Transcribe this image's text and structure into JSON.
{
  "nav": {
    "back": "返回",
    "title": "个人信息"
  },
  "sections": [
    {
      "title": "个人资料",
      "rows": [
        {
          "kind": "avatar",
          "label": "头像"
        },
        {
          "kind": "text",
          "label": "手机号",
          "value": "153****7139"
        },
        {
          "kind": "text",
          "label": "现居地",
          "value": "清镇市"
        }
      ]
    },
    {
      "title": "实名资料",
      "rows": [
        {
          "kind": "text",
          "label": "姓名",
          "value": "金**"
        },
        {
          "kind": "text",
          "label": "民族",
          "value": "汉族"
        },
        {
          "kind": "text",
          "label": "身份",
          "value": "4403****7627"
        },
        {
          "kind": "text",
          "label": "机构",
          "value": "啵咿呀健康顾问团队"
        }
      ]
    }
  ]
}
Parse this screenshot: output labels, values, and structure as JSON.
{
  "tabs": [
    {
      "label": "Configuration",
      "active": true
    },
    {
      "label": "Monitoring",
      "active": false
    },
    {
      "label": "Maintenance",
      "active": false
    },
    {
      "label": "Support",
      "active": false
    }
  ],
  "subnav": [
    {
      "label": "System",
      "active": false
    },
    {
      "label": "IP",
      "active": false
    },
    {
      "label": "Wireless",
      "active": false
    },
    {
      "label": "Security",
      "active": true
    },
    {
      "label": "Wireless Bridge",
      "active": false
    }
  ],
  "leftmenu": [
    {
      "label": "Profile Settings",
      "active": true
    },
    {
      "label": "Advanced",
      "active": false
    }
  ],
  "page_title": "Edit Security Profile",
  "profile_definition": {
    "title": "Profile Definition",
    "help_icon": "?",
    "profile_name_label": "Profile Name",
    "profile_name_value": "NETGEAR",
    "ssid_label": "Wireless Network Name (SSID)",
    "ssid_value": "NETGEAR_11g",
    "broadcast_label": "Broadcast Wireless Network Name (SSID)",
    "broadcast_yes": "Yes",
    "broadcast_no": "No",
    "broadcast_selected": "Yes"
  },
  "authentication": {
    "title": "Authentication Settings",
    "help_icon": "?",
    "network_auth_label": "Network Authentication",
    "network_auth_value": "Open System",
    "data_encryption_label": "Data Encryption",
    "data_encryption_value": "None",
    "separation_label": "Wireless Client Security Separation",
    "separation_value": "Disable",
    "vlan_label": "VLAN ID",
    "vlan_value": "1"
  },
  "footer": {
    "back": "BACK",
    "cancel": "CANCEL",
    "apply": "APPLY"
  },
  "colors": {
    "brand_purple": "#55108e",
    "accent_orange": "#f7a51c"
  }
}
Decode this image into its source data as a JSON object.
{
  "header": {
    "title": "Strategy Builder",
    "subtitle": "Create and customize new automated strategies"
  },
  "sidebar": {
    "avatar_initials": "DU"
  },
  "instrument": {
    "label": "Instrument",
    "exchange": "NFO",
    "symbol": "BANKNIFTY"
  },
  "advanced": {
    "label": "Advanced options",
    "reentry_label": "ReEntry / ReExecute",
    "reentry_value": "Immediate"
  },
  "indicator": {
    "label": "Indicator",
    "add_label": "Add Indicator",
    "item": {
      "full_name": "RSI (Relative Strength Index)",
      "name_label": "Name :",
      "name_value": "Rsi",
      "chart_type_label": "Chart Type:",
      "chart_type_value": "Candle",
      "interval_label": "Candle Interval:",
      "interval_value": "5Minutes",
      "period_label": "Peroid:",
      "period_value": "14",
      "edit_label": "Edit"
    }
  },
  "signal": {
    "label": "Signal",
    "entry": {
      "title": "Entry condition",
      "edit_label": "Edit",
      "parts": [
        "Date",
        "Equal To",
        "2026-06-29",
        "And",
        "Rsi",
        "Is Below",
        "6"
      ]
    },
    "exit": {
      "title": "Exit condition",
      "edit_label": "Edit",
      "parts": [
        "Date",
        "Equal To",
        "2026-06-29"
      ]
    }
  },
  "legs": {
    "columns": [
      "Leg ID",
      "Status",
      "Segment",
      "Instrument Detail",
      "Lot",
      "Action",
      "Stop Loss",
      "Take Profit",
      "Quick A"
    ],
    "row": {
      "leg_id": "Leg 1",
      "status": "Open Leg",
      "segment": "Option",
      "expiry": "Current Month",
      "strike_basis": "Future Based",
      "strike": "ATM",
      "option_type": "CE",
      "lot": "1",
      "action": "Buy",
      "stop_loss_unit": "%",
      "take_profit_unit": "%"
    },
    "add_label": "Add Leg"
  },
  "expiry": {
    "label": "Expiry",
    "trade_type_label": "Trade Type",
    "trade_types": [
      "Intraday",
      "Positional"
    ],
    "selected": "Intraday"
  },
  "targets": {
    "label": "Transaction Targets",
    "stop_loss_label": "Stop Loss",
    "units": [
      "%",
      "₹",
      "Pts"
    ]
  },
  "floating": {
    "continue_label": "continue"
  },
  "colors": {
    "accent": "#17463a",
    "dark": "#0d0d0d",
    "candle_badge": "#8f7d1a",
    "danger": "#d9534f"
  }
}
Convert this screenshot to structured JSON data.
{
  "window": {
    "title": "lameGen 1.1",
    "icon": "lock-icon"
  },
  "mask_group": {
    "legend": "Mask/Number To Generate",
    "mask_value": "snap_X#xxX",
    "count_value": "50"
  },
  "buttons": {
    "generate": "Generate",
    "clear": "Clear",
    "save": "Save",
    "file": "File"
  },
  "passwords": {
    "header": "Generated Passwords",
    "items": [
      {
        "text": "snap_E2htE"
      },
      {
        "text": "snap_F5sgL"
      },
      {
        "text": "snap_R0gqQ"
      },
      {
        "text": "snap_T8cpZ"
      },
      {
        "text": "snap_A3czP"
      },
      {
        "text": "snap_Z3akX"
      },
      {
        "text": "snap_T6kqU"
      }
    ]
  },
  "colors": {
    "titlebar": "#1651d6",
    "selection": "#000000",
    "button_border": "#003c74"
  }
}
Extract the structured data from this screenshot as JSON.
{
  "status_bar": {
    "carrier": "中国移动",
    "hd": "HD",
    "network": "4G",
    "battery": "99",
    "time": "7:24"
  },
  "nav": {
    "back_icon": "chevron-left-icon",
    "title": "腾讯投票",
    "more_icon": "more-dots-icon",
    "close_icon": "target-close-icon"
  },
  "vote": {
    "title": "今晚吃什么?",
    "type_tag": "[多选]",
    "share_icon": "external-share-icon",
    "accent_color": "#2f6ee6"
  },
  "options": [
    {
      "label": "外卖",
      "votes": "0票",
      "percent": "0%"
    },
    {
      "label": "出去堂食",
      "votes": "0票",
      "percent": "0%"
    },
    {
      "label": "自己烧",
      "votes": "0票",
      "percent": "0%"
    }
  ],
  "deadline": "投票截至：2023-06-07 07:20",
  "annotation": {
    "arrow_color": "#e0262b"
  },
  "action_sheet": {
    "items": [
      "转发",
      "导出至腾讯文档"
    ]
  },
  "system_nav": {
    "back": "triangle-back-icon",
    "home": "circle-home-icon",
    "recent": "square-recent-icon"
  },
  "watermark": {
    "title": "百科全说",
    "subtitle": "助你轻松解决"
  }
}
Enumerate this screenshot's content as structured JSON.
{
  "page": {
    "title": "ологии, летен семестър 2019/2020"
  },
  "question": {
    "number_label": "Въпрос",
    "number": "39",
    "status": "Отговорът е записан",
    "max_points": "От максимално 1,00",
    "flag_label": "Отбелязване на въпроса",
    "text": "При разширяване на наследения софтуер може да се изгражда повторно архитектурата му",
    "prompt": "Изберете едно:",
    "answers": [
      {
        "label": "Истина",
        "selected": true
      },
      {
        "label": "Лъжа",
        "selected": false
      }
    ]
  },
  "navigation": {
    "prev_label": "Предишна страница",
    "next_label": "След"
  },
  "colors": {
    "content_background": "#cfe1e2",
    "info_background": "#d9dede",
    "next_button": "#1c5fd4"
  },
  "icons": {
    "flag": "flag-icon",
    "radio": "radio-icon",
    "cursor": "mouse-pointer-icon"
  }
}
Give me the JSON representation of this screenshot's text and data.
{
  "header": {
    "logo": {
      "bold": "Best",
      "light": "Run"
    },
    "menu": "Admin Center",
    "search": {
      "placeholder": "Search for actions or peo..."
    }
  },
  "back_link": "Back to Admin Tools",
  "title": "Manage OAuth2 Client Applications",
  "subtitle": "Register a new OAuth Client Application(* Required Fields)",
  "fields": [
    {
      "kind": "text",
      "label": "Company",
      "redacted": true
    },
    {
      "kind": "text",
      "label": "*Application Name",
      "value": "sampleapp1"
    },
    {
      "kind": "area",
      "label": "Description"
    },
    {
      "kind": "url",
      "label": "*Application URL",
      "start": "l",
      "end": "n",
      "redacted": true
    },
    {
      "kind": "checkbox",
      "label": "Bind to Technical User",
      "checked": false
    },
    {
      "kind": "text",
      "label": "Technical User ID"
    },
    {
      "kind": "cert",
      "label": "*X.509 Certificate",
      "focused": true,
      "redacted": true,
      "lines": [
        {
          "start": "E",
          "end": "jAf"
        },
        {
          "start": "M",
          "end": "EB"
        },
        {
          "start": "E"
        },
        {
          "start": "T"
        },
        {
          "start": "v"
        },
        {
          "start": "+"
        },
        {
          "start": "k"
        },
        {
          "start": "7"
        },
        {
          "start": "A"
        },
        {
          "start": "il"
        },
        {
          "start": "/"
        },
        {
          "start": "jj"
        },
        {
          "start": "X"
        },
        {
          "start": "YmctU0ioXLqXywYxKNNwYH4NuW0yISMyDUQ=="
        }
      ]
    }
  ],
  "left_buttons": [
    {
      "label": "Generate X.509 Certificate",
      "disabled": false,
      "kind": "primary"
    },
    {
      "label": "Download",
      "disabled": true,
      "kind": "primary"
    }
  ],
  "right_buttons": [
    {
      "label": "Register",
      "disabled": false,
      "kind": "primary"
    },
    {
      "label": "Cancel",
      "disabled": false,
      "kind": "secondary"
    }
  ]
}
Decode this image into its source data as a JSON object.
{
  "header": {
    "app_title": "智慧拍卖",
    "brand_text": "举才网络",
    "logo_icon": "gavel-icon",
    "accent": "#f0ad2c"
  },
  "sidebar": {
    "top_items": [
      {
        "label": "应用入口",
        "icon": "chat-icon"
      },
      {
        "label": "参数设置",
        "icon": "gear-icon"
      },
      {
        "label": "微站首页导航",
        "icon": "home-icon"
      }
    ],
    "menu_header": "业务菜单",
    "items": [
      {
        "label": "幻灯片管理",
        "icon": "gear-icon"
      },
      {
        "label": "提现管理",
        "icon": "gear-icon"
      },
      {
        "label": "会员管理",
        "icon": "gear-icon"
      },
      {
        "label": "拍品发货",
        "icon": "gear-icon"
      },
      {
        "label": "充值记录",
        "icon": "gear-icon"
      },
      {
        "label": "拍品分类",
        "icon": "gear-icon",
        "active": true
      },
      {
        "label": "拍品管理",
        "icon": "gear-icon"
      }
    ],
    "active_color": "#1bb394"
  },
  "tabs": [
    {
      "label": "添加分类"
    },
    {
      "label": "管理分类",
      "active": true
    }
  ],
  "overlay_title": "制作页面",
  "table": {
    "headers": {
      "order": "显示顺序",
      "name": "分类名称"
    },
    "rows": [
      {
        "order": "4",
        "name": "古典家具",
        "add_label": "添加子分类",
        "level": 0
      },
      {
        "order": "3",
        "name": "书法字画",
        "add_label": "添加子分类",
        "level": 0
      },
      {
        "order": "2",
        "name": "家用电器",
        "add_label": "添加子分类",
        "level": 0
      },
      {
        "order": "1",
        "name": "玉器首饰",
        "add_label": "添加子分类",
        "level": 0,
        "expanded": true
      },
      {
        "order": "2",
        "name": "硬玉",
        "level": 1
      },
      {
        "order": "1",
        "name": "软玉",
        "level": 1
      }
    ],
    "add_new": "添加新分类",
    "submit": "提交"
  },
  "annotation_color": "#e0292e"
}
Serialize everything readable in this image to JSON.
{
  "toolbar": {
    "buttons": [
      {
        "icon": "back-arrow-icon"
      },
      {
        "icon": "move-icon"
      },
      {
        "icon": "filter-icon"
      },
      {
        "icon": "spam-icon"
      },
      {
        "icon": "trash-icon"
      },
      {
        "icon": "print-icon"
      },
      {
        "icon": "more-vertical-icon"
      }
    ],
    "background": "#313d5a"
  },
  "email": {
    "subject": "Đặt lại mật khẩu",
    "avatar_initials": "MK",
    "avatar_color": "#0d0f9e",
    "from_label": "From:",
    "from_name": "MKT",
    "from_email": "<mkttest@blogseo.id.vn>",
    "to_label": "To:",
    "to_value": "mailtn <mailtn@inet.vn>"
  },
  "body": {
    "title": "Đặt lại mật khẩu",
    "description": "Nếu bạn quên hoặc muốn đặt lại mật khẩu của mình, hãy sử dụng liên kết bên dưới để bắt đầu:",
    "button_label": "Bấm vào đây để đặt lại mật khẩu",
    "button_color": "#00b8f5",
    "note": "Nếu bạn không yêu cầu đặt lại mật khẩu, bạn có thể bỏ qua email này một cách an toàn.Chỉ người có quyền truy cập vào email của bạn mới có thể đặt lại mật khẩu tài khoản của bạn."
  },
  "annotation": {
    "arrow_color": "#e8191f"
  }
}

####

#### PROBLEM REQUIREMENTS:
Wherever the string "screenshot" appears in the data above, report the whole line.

#### EXERCISE SOLUTION:
Parse this screenshot: output labels, values, and structure as JSON.
Convert this screenshot to structured JSON data.
Extract the structured data from this screenshot as JSON.
Enumerate this screenshot's content as structured JSON.
Give me the JSON representation of this screenshot's text and data.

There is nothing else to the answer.